- [What to produce]:
Count the lines below that include "icon". Only the number should be given.

- [Data in this exercise]:
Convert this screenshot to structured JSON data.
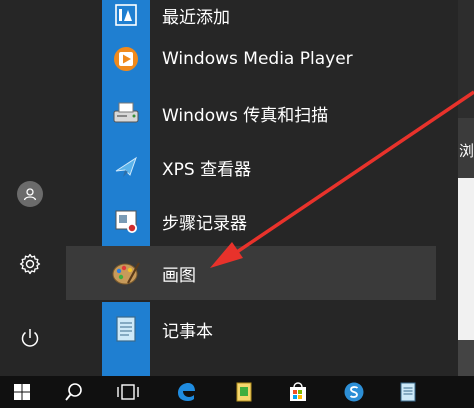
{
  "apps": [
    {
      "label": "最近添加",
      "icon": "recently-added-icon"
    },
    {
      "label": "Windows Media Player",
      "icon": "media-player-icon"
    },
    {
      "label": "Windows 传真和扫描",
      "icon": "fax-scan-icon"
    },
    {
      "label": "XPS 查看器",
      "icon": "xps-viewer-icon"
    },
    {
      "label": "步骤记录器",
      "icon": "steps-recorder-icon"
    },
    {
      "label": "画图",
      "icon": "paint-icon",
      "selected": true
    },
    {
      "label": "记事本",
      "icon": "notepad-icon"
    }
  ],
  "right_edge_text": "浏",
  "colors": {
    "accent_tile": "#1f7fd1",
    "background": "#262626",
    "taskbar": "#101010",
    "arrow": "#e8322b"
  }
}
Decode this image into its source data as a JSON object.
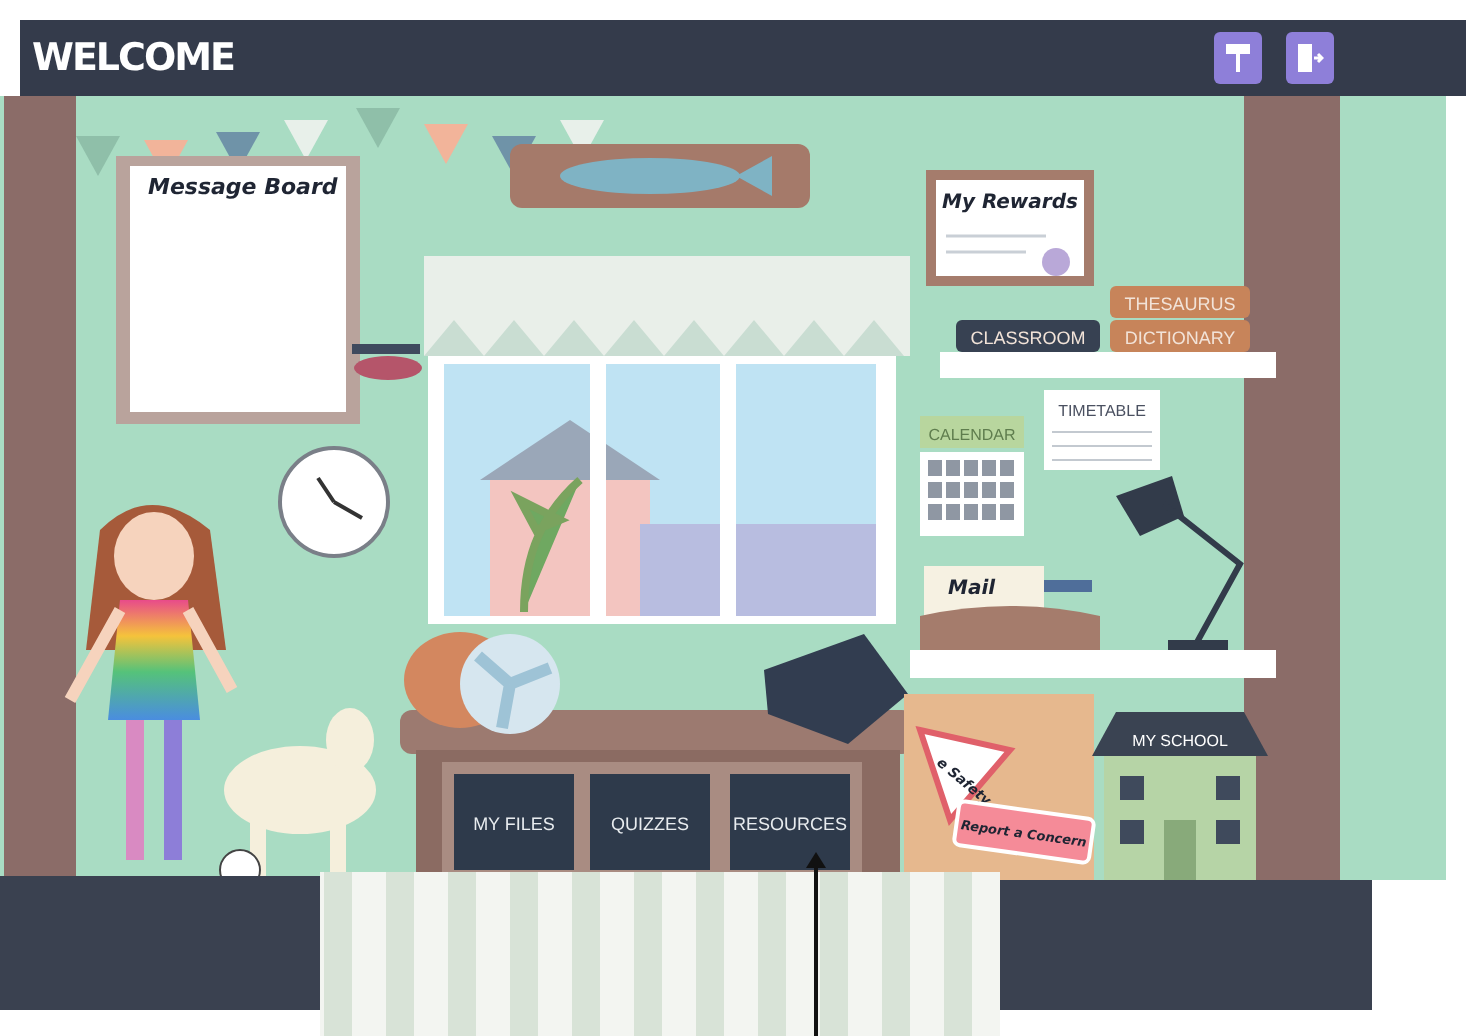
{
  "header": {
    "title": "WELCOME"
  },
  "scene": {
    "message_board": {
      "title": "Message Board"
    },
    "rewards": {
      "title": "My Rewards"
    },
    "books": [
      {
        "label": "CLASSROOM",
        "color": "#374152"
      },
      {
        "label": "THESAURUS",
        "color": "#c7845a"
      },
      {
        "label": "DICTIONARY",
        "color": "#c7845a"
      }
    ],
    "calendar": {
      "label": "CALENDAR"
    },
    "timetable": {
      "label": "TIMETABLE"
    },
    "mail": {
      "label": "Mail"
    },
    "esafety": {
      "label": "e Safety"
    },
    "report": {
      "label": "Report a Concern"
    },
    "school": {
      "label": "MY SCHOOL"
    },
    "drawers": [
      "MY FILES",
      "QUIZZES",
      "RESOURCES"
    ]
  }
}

- [Exercise output]:
7